As an investor, at some point you will find yourself wanting to sell a rental property, either out of necessity or as part of your long range plan.  The rules and guidelines for gaining access to a property will vary from state to state. About half the states in the US have written state laws (created by the legislators) that are very specific about how landlords must handle entering a rented property.  In some other states the law has been created as “Judge-made law” and will be dominated by court opinions issued by the state’s appellate court.  And still, in other states there are neither legislative law nor Judge-law protecting privacy rights nor tenants. Here are some general guidelines and best practices (make sure you check with your local authority).

Free Trading WorkshopThe best practice is to have the process for “notice to entry” outlined in the lease.  Example: Landlord or his agent will not enter Tenant’s home except to deal with an emergency; to make necessary or agreed repairs; to supply necessary or agreed services; or to show the unit to potential purchasers, tenants, or repair persons. Unless there is an emergency, Landlord will give Tenant at least 24 hours written notice of the date, time, and purpose of the intended entry and will schedule entries during normal business hours, Monday–Friday. This should always be the go to document.

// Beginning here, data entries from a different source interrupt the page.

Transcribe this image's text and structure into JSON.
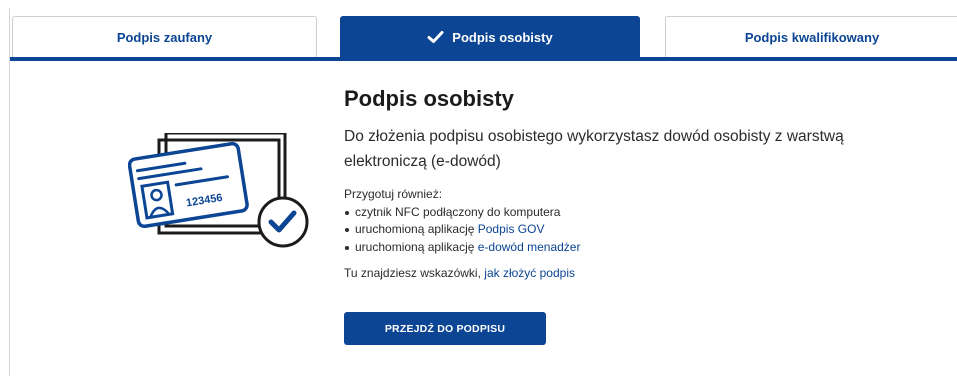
{
  "tabs": [
    {
      "label": "Podpis zaufany",
      "active": false
    },
    {
      "label": "Podpis osobisty",
      "active": true
    },
    {
      "label": "Podpis kwalifikowany",
      "active": false
    }
  ],
  "illustration": {
    "card_number": "123456"
  },
  "main": {
    "title": "Podpis osobisty",
    "lead": "Do złożenia podpisu osobistego wykorzystasz dowód osobisty z warstwą elektroniczą (e-dowód)",
    "prepare_label": "Przygotuj również:",
    "requirements": [
      {
        "text": "czytnik NFC podłączony do komputera",
        "link": ""
      },
      {
        "text": "uruchomioną aplikację ",
        "link": "Podpis GOV"
      },
      {
        "text": "uruchomioną aplikację ",
        "link": "e-dowód menadżer"
      }
    ],
    "hint_text": "Tu znajdziesz wskazówki, ",
    "hint_link": "jak złożyć podpis",
    "button_label": "PRZEJDŹ DO PODPISU"
  },
  "colors": {
    "primary": "#0b4594",
    "text": "#1b1b1b",
    "border": "#cfcfcf"
  }
}
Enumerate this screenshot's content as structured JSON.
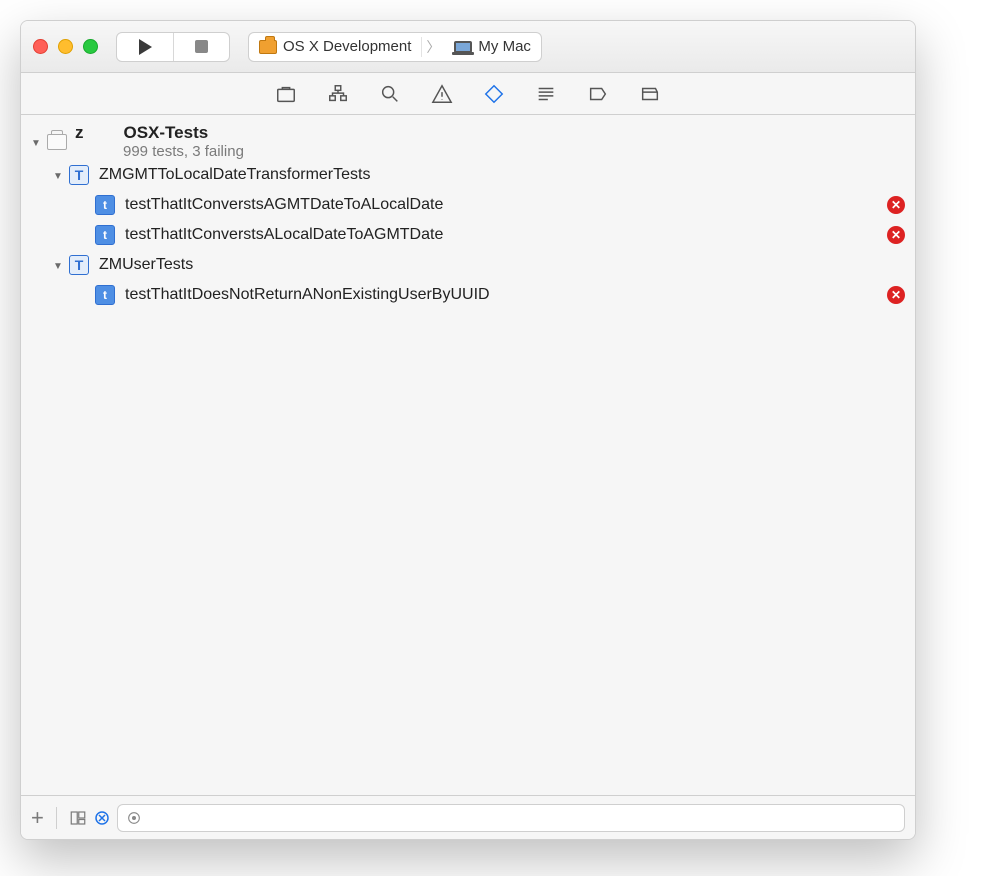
{
  "toolbar": {
    "scheme_name": "OS X Development",
    "destination_name": "My Mac"
  },
  "project": {
    "name": "z",
    "title": "OSX-Tests",
    "subtitle": "999 tests, 3 failing"
  },
  "groups": [
    {
      "name": "ZMGMTToLocalDateTransformerTests",
      "tests": [
        {
          "name": "testThatItConverstsAGMTDateToALocalDate",
          "failed": true
        },
        {
          "name": "testThatItConverstsALocalDateToAGMTDate",
          "failed": true
        }
      ]
    },
    {
      "name": "ZMUserTests",
      "tests": [
        {
          "name": "testThatItDoesNotReturnANonExistingUserByUUID",
          "failed": true
        }
      ]
    }
  ],
  "filter": {
    "placeholder": ""
  },
  "icons": {
    "class_letter": "T",
    "test_letter": "t",
    "fail_glyph": "✕"
  }
}
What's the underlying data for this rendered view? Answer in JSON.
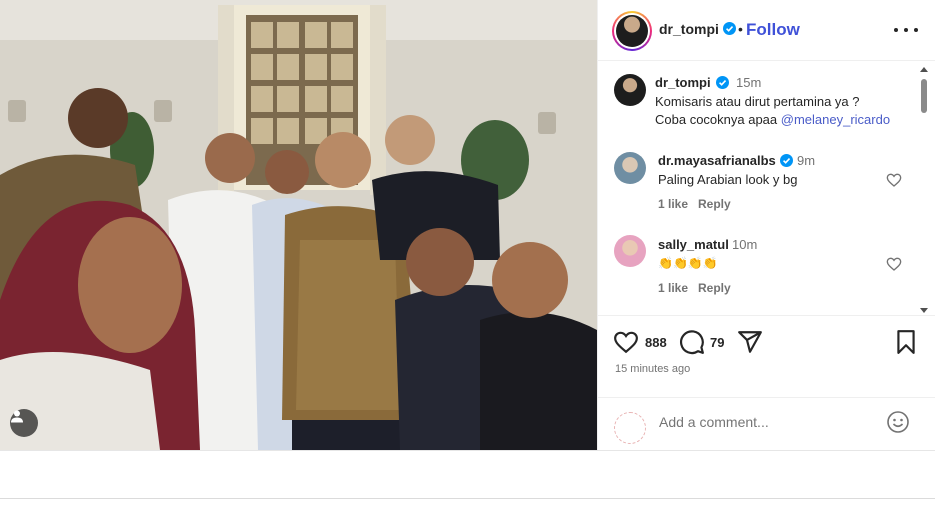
{
  "post": {
    "username": "dr_tompi",
    "separator": "•",
    "follow_label": "Follow",
    "more_label": "More options"
  },
  "caption": {
    "username": "dr_tompi",
    "time": "15m",
    "line1": "Komisaris atau dirut pertamina ya ?",
    "line2_prefix": "Coba cocoknya apaa ",
    "mention": "@melaney_ricardo"
  },
  "comments": [
    {
      "username": "dr.mayasafrianalbs",
      "time": "9m",
      "text": "Paling Arabian look y bg",
      "likes": "1 like",
      "reply": "Reply"
    },
    {
      "username": "sally_matul",
      "time": "10m",
      "text": "👏👏👏👏",
      "likes": "1 like",
      "reply": "Reply"
    }
  ],
  "actions": {
    "likes_count": "888",
    "comments_count": "79",
    "posted_ago": "15 minutes ago"
  },
  "add_comment": {
    "placeholder": "Add a comment..."
  },
  "icons": {
    "verified": "verified-badge-icon",
    "like": "heart-icon",
    "comment": "comment-bubble-icon",
    "share": "paper-plane-icon",
    "save": "bookmark-icon",
    "emoji": "emoji-icon",
    "tag": "user-tag-icon"
  },
  "colors": {
    "follow": "#3f51d8",
    "verified": "#0095f6",
    "link": "#4a5cc8",
    "muted": "#737373"
  }
}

No notice is necessary if you or your agent call the tenant and ask for entry and they voluntarily allow you in.  Ideally, the relationship and communication between Owner/Manager and tenant is strong enough that showings can happen this simply.

Notice of Sale:

Some states require that an owner give tenants a written notice that the property will be for sale.  This process will outline the necessary notice for an owner to give a tenant regarding a showing of their unit. For instance, California law states: that once notice of sale (which must be in writing) is given to the tenant then for the next 120 day period the owner is required to give the tenant “reasonable notice” (which is presumed to be 24 hours)  before they enter the property.

What about entry for open houses? Set reasonable expectations, for example:

  • Agent can hold two open houses a month
  • Only one open house can be on the weekend
  • Agent must be present at all times during the open house
  • Agent must give 7 days’ notice of a proposed open house
  • Setting expectations and guidelines will allow better cooperation from the tenant.  You would also be amazed at what a simple thank you note and two tickets to the movies can do to help make things go more smoothly.

Difficult Tenants:

What if you have followed the letter of the law and what is reasonable and the tenant still won’t let you in?

Here are a few suggestions:

  • Write, or have written by an attorney, a strong letter explaining the possible consequences of not allowing entry.
  • Explain that they are leaving you no choice but to start an eviction process (assuming the lease has an entry provision) if they do not allow entry.
  • I would suggest you always try the non-confrontational approach if possible. After all, it’s easier to get a bee with honey than vinegar.

Great Fortune, Diana

This newsletter is written for educational purposes only. By no means do any of its contents recommend, advocate or urge the buying, selling or holding of any financial instrument whatsoever. Trading and Investing involves high levels of risk. The author expresses personal opinions and will not assume any responsibility whatsoever for the actions of the reader. The author may or may not have positions in Financial Instruments discussed in this newsletter. Future results can be dramatically different from the opinions expressed herein. Past performance does not guarantee future results. Reprints allowed for private reading only, for all else, please obtain permission.